### About this exercise:
Extract the final stretch of the data: the line that contains "What's the underlying" and every line after it, unaltered, and no other lines.

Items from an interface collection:
---

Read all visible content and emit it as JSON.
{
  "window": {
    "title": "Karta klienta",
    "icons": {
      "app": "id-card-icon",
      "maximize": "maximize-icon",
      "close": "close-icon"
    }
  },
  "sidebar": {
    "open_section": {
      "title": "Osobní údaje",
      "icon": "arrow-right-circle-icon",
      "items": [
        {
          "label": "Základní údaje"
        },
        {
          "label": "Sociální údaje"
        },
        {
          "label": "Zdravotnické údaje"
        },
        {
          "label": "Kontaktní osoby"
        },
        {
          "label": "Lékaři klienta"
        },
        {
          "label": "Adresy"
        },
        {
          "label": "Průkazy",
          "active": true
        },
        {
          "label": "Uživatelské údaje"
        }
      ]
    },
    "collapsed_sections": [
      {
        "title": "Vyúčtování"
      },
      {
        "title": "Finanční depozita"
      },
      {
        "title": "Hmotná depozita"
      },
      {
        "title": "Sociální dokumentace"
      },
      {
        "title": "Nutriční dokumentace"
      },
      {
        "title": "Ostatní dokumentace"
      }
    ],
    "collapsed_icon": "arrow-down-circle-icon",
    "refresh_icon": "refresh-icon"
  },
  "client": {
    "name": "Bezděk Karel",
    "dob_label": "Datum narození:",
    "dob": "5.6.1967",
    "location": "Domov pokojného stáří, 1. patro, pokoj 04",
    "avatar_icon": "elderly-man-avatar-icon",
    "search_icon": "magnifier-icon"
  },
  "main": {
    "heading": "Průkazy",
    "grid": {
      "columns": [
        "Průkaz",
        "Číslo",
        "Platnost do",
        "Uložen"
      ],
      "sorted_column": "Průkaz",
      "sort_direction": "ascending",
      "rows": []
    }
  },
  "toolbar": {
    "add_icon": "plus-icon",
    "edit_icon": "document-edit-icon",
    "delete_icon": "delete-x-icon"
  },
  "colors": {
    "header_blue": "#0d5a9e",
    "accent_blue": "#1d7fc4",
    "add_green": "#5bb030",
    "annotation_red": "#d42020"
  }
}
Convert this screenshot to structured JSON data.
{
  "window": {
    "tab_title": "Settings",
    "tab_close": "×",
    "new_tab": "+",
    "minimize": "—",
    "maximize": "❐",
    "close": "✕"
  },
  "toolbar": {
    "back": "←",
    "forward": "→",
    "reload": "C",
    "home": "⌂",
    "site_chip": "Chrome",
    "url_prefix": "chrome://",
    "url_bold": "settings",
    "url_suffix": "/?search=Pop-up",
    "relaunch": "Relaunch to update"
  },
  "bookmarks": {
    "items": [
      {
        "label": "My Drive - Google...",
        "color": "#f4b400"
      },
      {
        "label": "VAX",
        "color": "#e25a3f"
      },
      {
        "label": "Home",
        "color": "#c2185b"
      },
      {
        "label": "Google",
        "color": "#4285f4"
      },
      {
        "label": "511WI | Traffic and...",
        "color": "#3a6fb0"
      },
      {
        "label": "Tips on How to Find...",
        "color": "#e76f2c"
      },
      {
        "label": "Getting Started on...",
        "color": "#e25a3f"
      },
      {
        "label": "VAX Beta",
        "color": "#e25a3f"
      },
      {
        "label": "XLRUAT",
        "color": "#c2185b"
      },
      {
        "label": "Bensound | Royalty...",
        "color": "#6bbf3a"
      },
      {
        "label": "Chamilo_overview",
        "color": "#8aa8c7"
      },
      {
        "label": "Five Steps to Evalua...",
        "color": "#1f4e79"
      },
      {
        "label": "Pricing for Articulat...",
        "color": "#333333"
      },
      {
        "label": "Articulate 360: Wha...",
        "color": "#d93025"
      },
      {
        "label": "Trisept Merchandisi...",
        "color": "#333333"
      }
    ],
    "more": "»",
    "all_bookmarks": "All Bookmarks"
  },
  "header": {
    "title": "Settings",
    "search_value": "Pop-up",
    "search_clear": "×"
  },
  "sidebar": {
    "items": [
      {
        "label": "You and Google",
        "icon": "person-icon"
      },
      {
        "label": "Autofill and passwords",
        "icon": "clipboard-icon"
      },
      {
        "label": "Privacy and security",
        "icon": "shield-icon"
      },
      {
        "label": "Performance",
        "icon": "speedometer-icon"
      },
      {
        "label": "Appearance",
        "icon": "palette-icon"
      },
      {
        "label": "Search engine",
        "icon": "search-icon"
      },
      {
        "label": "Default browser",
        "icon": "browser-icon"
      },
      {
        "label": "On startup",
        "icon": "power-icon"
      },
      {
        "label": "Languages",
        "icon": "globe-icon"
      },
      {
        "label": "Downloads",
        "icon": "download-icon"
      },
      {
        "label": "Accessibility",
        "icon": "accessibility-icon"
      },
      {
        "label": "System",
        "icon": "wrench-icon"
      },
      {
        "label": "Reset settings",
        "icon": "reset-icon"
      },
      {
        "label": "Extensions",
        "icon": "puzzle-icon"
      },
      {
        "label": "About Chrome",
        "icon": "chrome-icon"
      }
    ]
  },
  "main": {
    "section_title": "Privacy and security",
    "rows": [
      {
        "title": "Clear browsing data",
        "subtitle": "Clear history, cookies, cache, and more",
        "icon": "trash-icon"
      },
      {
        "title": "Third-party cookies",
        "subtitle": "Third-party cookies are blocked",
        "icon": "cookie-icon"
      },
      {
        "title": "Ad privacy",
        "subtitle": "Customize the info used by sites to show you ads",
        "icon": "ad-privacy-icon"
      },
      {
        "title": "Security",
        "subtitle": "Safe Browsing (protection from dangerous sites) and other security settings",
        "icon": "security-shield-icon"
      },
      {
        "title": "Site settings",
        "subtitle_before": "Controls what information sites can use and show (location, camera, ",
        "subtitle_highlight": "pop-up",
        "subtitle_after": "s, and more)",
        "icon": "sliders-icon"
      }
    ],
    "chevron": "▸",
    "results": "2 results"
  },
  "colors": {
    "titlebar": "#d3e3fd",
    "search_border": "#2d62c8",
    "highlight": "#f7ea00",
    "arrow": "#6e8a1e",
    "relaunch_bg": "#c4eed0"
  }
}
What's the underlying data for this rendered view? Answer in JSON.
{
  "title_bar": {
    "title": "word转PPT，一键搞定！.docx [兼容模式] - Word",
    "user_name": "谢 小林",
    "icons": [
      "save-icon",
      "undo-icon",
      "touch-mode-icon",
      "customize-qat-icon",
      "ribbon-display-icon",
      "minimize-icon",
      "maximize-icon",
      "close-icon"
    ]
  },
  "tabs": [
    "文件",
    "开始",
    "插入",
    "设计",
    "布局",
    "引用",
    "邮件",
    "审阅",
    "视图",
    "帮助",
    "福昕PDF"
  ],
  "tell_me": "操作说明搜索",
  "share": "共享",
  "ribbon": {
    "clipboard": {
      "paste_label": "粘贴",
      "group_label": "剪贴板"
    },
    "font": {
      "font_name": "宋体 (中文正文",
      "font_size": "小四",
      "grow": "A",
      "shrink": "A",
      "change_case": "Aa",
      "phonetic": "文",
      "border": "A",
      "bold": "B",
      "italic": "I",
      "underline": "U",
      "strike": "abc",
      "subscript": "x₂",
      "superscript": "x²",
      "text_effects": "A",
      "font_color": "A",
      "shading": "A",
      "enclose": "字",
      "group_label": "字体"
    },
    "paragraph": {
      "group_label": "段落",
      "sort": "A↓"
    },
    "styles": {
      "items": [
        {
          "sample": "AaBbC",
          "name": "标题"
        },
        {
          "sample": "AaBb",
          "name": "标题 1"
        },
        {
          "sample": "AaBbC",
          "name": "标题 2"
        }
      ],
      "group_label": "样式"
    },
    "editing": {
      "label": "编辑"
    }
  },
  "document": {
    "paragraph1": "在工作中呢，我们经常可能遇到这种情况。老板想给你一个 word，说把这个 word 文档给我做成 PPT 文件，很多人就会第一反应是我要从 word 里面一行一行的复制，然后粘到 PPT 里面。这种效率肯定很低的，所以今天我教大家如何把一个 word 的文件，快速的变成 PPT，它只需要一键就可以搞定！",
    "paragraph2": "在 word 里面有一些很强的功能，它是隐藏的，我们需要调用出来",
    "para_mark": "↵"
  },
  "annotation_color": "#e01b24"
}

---

### Reply:
What's the underlying data for this rendered view? Answer in JSON.
{
  "title_bar": {
    "title": "word转PPT，一键搞定！.docx [兼容模式] - Word",
    "user_name": "谢 小林",
    "icons": [
      "save-icon",
      "undo-icon",
      "touch-mode-icon",
      "customize-qat-icon",
      "ribbon-display-icon",
      "minimize-icon",
      "maximize-icon",
      "close-icon"
    ]
  },
  "tabs": [
    "文件",
    "开始",
    "插入",
    "设计",
    "布局",
    "引用",
    "邮件",
    "审阅",
    "视图",
    "帮助",
    "福昕PDF"
  ],
  "tell_me": "操作说明搜索",
  "share": "共享",
  "ribbon": {
    "clipboard": {
      "paste_label": "粘贴",
      "group_label": "剪贴板"
    },
    "font": {
      "font_name": "宋体 (中文正文",
      "font_size": "小四",
      "grow": "A",
      "shrink": "A",
      "change_case": "Aa",
      "phonetic": "文",
      "border": "A",
      "bold": "B",
      "italic": "I",
      "underline": "U",
      "strike": "abc",
      "subscript": "x₂",
      "superscript": "x²",
      "text_effects": "A",
      "font_color": "A",
      "shading": "A",
      "enclose": "字",
      "group_label": "字体"
    },
    "paragraph": {
      "group_label": "段落",
      "sort": "A↓"
    },
    "styles": {
      "items": [
        {
          "sample": "AaBbC",
          "name": "标题"
        },
        {
          "sample": "AaBb",
          "name": "标题 1"
        },
        {
          "sample": "AaBbC",
          "name": "标题 2"
        }
      ],
      "group_label": "样式"
    },
    "editing": {
      "label": "编辑"
    }
  },
  "document": {
    "paragraph1": "在工作中呢，我们经常可能遇到这种情况。老板想给你一个 word，说把这个 word 文档给我做成 PPT 文件，很多人就会第一反应是我要从 word 里面一行一行的复制，然后粘到 PPT 里面。这种效率肯定很低的，所以今天我教大家如何把一个 word 的文件，快速的变成 PPT，它只需要一键就可以搞定！",
    "paragraph2": "在 word 里面有一些很强的功能，它是隐藏的，我们需要调用出来",
    "para_mark": "↵"
  },
  "annotation_color": "#e01b24"
}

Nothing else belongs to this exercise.